Start of Information given

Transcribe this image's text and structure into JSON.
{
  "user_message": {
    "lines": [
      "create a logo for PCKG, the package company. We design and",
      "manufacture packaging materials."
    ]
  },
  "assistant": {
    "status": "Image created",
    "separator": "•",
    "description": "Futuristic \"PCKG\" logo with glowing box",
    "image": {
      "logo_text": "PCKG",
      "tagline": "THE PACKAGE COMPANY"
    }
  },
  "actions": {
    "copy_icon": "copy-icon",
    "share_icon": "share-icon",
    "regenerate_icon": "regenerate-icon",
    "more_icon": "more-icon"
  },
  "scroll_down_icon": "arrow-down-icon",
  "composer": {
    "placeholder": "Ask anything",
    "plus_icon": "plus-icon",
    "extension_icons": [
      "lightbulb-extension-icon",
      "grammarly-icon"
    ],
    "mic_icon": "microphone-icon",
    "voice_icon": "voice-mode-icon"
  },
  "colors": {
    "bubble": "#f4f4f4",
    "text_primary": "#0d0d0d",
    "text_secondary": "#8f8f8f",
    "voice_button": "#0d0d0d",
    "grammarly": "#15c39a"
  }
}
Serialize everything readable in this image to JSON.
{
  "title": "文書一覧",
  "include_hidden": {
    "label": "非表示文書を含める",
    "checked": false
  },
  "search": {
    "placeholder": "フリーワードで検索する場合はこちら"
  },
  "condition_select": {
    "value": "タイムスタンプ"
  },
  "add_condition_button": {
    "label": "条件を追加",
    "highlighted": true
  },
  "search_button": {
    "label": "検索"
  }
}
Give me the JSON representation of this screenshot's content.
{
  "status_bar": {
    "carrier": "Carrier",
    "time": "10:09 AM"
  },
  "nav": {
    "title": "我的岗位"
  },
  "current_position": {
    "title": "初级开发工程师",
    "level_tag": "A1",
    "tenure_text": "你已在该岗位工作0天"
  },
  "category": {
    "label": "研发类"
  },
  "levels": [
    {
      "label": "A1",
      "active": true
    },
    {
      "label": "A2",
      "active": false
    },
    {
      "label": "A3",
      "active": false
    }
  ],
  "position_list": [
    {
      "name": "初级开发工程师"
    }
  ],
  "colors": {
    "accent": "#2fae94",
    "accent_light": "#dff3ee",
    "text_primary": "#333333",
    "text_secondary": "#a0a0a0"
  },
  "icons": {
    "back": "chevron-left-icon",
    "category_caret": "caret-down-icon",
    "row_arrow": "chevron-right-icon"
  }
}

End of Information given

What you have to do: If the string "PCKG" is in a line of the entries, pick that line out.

Output of the task:
      "create a logo for PCKG, the package company. We design and",
    "description": "Futuristic \"PCKG\" logo with glowing box",
      "logo_text": "PCKG",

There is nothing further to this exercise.